Estonian Breakfast Strategies” (2021)
An odd band name, coupled with a curious looking album cover is sometimes reason enough to check out the content.
And that leads us to The Craig Torso Show, whose moniker is swiped from The Bonzo Dog Doo Dah Band’s “The Craig Torso Christmas Show.” The East Coast based band’s debut album, “Estonian Breakfast Strategies” features a sepia photograph of a rooster perched next to a little boy smoking a cigarette. Strange indeed, but as always it is the music that matters and there is definitely much to admire and appreciate here.
Comprised of vocalist and multi-instrumentalist Oliver Ignatius, vocalist and multi-instrumentalist Joe Merklee, and drummers Steve Bartashev and Andrew Feyer, these four fellows practice a smart and snappy strain of pop rock that often references the sound and vision of bands like REM, Let’s Active and The Replacements.

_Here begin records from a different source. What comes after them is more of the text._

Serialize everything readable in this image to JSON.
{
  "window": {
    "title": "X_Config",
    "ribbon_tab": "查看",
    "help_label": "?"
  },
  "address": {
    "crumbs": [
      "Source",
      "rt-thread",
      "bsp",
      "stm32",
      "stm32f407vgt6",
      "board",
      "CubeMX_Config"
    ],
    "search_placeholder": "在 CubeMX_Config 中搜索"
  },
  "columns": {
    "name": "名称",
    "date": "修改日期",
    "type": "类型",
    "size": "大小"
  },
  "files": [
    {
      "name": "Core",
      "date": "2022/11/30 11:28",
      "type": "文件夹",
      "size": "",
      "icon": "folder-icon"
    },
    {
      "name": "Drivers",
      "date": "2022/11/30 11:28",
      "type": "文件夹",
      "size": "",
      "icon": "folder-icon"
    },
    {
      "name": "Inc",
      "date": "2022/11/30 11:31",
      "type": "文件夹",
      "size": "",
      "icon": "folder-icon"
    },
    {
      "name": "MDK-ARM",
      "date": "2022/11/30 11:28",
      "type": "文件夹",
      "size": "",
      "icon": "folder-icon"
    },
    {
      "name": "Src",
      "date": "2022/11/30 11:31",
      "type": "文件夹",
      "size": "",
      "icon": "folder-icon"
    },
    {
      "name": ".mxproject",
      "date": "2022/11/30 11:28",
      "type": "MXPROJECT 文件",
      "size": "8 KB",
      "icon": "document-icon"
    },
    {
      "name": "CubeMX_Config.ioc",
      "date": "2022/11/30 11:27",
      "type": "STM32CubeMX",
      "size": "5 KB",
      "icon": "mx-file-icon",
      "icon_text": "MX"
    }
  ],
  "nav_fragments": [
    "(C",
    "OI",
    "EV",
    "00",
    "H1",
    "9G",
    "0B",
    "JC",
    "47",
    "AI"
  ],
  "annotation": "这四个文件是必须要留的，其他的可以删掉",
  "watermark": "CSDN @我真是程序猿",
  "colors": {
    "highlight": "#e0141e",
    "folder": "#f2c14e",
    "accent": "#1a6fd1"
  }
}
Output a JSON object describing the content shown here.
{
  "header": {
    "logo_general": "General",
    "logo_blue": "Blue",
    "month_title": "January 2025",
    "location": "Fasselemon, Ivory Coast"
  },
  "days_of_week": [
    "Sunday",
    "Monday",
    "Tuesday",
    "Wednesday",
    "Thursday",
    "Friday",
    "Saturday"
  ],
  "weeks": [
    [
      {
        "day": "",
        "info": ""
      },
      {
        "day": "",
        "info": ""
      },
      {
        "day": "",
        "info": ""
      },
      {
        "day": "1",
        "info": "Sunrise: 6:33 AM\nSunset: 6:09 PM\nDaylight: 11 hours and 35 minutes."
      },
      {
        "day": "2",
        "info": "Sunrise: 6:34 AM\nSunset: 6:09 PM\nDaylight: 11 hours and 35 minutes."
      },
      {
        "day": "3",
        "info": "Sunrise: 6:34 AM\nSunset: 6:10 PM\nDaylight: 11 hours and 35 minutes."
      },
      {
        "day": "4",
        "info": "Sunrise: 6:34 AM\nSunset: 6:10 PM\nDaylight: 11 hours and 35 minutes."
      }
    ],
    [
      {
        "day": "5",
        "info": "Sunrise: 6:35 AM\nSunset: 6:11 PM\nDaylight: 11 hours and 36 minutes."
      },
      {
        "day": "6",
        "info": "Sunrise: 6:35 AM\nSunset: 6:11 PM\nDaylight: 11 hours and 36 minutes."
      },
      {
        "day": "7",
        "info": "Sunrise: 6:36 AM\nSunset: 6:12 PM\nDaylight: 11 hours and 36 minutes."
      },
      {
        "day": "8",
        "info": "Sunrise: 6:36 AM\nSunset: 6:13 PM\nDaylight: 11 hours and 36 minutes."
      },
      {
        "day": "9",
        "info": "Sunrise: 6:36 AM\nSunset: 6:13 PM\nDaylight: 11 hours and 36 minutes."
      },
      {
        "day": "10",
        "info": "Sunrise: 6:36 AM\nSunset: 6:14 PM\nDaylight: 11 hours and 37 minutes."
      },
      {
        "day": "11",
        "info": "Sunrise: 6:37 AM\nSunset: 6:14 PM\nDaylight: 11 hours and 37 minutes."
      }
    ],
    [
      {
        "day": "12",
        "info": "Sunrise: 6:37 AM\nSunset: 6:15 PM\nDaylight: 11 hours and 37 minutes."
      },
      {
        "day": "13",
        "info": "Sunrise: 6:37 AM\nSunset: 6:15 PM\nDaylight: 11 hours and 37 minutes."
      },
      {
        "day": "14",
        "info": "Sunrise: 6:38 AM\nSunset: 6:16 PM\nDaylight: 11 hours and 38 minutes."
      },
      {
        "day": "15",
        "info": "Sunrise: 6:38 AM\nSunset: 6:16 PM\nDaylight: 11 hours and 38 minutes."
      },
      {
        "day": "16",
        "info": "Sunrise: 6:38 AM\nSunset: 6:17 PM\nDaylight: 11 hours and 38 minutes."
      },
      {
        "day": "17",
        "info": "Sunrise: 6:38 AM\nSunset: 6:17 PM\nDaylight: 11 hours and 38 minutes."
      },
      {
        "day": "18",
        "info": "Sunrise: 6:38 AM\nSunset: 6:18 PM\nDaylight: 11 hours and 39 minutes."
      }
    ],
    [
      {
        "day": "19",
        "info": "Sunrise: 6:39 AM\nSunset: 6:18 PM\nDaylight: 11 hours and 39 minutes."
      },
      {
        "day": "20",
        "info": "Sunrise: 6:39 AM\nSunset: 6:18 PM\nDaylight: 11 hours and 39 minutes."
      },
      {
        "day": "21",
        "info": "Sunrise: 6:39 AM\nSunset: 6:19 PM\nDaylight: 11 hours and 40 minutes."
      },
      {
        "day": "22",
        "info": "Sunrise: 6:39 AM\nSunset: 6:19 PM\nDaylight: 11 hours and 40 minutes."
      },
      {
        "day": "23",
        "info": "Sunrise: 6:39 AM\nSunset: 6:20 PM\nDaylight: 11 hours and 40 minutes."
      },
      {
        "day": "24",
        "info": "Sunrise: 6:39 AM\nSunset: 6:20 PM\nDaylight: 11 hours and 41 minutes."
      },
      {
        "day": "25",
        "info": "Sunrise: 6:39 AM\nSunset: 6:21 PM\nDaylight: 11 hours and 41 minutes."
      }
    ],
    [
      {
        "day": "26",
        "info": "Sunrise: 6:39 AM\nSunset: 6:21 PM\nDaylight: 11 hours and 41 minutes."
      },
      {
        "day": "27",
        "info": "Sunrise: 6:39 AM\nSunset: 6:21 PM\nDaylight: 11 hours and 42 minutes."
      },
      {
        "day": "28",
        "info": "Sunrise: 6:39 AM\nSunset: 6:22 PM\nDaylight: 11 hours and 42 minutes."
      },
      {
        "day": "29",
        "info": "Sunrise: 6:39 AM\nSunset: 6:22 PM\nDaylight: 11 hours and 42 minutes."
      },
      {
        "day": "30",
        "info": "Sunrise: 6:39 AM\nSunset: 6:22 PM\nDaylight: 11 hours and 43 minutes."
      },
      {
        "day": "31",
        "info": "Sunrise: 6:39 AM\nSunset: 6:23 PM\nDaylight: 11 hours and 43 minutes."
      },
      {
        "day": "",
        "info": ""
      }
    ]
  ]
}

But “Estonian Breakfast Strategies” filters these influences into a modern presentation, stressed by ripe energy and novel applications. An adventurous lot, The Craig Torso Show further cushions their material with a wide variety of musical gear, creating a homespun symphony of compelling effects. Aside from the typical guitar, bass, piano and drums played in a rock setting, unusual instruments such as a tanpura, rav vast, shahi baaja and bells are occasionally utilized, resulting in moments of exotic tuneage.
The first two tracks – “Living In Deep Space” and “Ellen Thompson’s Guide To Morality” – move with speed, precision and just the right amount of nerve-jangling tension to an exciting exhibition of jittery guitars, kicking breaks and driving rhythms. Braided with a squealing organ and probing hooks, “Virginia Dare” deftly bridges the gap between sixties styled garage rock and new wave quirkiness, a bare-bones arrangement anchors the raggedy folk fable of “I Gave Away That Kid” and The Go-Betweens are honored on a fine copy of the emotionally-electrifying “The Man Who Died In Rapture.” Another cool reprise included on “Estonian Breakfast Strategies” is Bevis Frond’s “The Wind Blew All Around Me,” which twinkles and twirls with ringing riffs and smiley-face harmonies. Sculpted of riveting chord changes and enterprising orchestration, “Zero-Gravity Sex” and “The Irish Chiropodist” post as additional potent pieces heard on the album.
The Craig Torso Show has gotten off to a great start with “Estonian Breakfast Strategies.” The band’s edgy but appealing perspectives convey a sense of uniqueness and originality in both the songwriting and performances. Hopefully, The Craig Torso Show isn’t a one shot deal, and they will continue to do what they do so well.